(App and web page records)
┄┄┄┄┄┄┄┄┄┄

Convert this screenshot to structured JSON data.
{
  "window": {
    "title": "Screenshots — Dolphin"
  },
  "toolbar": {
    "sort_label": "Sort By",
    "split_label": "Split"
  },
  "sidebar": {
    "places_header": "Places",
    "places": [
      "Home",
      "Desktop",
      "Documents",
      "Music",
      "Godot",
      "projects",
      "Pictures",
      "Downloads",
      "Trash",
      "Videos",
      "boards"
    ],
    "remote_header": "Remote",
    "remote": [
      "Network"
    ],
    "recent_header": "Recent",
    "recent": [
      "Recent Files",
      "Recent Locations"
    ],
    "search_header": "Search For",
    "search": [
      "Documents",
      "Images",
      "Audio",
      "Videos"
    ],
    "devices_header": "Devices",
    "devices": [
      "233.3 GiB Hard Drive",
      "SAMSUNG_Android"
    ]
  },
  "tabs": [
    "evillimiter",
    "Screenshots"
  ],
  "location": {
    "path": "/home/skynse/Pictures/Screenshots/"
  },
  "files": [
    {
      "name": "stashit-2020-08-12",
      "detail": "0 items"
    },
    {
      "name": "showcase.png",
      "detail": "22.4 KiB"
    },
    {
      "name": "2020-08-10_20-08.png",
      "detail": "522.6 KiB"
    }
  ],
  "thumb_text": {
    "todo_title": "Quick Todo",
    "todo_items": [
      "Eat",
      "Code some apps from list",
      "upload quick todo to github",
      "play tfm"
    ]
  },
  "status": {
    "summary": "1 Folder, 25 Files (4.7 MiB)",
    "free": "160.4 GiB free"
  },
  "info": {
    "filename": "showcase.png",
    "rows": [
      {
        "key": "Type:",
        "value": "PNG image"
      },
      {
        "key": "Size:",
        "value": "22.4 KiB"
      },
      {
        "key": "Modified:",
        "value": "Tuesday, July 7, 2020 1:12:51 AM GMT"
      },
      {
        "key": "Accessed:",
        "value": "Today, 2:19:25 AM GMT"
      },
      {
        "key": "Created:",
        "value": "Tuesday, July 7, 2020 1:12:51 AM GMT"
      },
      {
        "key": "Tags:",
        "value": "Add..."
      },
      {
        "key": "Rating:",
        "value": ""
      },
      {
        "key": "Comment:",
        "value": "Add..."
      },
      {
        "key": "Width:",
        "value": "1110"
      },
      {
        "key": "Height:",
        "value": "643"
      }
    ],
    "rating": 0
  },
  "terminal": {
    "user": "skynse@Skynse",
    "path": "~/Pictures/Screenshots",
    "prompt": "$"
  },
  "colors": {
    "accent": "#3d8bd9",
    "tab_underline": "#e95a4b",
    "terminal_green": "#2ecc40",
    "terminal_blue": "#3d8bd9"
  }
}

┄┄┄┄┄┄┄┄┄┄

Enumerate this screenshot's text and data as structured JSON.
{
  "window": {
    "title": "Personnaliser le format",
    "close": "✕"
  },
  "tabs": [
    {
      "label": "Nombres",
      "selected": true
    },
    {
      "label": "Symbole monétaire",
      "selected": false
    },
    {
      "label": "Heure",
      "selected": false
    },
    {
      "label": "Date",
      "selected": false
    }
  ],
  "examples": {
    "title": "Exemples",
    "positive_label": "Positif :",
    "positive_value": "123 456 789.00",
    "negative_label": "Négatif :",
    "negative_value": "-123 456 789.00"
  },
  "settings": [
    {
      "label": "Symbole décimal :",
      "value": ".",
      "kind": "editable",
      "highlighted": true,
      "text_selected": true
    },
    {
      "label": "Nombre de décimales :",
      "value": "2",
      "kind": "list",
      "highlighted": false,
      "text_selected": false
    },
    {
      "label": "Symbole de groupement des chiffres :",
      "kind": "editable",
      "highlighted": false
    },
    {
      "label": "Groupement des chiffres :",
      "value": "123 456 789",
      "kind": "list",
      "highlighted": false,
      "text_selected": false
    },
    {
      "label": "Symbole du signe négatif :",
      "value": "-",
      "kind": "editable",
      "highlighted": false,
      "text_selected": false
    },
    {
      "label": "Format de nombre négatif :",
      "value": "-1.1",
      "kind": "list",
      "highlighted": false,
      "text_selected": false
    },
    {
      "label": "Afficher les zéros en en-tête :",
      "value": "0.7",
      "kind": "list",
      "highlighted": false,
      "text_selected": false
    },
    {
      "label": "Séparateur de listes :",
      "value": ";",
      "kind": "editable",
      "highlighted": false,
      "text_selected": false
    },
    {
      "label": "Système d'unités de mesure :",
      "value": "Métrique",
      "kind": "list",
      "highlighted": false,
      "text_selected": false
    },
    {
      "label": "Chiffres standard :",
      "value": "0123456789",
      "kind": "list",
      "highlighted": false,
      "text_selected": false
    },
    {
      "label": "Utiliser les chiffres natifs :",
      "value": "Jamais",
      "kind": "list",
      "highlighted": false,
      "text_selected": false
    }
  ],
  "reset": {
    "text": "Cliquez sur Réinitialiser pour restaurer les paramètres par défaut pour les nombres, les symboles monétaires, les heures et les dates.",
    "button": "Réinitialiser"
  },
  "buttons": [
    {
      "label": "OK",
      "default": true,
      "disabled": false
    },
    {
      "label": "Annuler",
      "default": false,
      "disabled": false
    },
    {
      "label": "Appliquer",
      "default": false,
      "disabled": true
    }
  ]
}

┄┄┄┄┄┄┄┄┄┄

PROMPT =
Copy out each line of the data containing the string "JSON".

RESULT OF THE TASK =
Convert this screenshot to structured JSON data.
Enumerate this screenshot's text and data as structured JSON.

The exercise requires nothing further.